coffee grounds
This picture taken on May 26, 2012, shows coffee beans at Ocean Grounds Organic Coffee as they attempt to bring Southern Californian coffee culture to China. In Britain, waste coffee grounds are set to power some of London's buses, effectively reducing carbon emissions from vehicles. MARK RALSTON/AFP/GettyImages

A British startup announced it would use coffee to power some of London’s buses effective Monday, Agence France-Presse reported Friday.

Bio-bean, the startup behind the endeavor, extracted about six thousand liters of oil from ground coffee waste to fuel the city’s public transportation gasoline tanks. The startup has been extracting oil from waste coffee grounds predominantly from London-based coffee shops for four years. It has been financially and technically backed by the oil and gas company Royal Dutch Shell.

According to Bio-bean, it has produced enough coffee oil to power one bus for an entire year. The company made the fuel by extracting the oil from waste coffee grounds and combining it with diesel. The final product reportedly consisted of 80 percent diesel and 20 percent biofuel.

Arthur Kay, Bio-bean founder, won The Pitch 2013, a small business competition in which contestants compete for startup funding. He spoke to AFP about the method and practice behind the creation of the biofuel, explaining how his startup creates a renewable substance.
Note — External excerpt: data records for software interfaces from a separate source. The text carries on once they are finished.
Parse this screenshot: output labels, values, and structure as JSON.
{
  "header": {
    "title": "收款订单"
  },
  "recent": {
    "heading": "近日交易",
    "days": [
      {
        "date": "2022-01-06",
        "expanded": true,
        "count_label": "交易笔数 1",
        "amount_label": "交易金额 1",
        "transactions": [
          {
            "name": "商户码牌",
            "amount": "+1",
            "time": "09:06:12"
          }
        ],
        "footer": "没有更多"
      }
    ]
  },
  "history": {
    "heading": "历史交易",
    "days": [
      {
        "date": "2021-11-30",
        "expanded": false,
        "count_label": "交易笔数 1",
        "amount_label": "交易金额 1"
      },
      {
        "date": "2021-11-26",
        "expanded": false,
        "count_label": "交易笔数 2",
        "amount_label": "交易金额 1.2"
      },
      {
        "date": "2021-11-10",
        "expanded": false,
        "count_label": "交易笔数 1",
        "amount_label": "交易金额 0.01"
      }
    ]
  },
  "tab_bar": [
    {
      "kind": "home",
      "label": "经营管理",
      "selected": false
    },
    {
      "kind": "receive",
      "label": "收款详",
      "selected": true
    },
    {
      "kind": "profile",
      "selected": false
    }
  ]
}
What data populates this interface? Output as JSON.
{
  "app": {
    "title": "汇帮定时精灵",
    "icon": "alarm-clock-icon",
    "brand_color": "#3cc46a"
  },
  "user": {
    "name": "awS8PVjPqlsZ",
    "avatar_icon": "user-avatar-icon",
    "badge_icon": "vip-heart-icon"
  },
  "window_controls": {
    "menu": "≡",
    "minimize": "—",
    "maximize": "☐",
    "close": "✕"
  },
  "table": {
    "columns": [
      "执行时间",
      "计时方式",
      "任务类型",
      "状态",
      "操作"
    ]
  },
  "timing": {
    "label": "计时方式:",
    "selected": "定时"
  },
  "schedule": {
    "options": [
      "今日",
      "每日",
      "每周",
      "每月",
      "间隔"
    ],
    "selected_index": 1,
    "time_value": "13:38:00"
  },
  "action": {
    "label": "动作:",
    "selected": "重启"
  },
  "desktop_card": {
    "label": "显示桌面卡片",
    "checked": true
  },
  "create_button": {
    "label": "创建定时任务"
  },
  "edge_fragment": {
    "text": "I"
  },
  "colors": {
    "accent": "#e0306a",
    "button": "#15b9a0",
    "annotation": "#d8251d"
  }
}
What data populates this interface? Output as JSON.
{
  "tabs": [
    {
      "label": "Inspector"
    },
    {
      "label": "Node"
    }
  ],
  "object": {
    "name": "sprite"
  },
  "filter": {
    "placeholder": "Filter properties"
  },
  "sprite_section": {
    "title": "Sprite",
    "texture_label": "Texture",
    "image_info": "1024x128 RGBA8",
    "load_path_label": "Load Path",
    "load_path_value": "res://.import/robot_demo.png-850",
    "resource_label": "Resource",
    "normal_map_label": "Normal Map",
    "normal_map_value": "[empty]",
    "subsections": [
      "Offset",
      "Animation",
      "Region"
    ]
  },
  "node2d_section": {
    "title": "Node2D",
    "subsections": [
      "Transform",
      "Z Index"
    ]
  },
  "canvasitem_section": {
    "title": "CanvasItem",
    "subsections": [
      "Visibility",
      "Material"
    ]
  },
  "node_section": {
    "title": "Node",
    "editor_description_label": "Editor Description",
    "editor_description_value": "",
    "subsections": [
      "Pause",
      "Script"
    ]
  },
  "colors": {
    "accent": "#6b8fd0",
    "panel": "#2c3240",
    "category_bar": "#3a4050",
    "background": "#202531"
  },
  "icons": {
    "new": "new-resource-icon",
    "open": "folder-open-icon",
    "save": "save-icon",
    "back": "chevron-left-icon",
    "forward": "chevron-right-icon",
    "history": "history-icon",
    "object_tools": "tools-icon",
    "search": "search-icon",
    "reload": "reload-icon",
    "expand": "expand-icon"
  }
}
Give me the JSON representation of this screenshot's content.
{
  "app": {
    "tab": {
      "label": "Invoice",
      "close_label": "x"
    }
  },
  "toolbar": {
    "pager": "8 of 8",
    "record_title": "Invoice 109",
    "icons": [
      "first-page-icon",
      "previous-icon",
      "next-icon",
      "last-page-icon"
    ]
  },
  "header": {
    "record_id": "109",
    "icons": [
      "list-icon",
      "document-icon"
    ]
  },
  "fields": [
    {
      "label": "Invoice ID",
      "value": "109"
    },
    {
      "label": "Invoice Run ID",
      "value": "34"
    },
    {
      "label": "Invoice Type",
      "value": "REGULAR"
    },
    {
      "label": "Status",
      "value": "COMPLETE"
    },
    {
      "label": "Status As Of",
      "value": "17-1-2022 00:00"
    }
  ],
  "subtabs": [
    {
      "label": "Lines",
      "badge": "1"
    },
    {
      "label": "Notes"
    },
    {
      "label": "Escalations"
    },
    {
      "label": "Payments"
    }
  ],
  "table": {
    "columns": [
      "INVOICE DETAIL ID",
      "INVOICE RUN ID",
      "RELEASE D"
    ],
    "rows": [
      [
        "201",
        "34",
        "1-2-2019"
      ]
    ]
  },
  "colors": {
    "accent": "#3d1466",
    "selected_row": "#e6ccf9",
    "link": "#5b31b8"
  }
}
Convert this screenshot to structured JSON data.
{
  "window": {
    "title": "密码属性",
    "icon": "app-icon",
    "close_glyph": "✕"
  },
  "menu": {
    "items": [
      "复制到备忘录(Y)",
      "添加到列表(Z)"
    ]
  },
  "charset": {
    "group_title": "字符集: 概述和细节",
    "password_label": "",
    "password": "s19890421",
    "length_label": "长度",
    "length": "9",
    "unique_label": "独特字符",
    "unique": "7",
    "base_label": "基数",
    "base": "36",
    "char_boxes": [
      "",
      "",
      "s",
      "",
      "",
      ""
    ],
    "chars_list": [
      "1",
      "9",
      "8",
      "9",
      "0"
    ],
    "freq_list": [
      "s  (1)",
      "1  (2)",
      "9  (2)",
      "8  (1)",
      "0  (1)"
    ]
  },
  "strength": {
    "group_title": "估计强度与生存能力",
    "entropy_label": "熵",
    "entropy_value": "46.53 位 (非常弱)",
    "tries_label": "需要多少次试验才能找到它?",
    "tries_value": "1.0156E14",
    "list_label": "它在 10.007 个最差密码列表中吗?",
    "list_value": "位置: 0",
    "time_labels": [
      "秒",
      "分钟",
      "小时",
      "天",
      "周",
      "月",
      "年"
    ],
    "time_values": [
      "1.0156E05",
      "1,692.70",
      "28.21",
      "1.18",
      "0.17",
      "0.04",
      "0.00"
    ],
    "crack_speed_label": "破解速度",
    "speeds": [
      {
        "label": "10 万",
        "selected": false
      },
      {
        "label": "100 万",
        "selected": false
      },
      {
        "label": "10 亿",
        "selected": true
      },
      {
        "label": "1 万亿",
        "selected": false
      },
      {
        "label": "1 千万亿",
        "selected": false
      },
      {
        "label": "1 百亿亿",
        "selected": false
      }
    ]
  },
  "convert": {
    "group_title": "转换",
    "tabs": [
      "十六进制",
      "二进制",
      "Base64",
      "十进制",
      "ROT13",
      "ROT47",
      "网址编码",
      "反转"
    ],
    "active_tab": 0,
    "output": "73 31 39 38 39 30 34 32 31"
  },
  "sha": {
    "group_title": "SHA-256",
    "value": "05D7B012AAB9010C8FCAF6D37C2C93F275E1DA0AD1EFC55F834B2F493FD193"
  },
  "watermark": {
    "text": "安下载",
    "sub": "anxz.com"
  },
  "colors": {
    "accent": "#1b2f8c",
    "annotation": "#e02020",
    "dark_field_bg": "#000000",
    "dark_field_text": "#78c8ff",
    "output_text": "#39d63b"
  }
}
“Instead of sending a ton of waste coffee grounds to landfill where it degrades and releases methane and CO2, we collect it, recycle it and turn it into a renewable fuel which is then used to replace further conventional fuel,” the 27-year-old Stanford graduate said. “It’s double saving.”

Once the waste coffee grounds are extracted from the coffee shops, they are sent to Bio-bean’s factory in Cambridgeshire. The extracted coffee oil is then sent to Argent Energy, Britain’s largest biofuel producer. Bio-bean said replacing traditional fuel with the coffee fuel can reduce bus ride carbon emissions by 10 to 15 percent, with no modifications or extra spending required. The coffee fuel could also potentially be used by other vehicles, such as cars and trucks.

“We’re not saying that it’s going to replace fossil fuels overnight. The amount of diesel produced globally is always going to be more than the amount of coffee,” Kay said. “We want to see an entrepreneur going and doing something cool with waste from beer, or from tea.”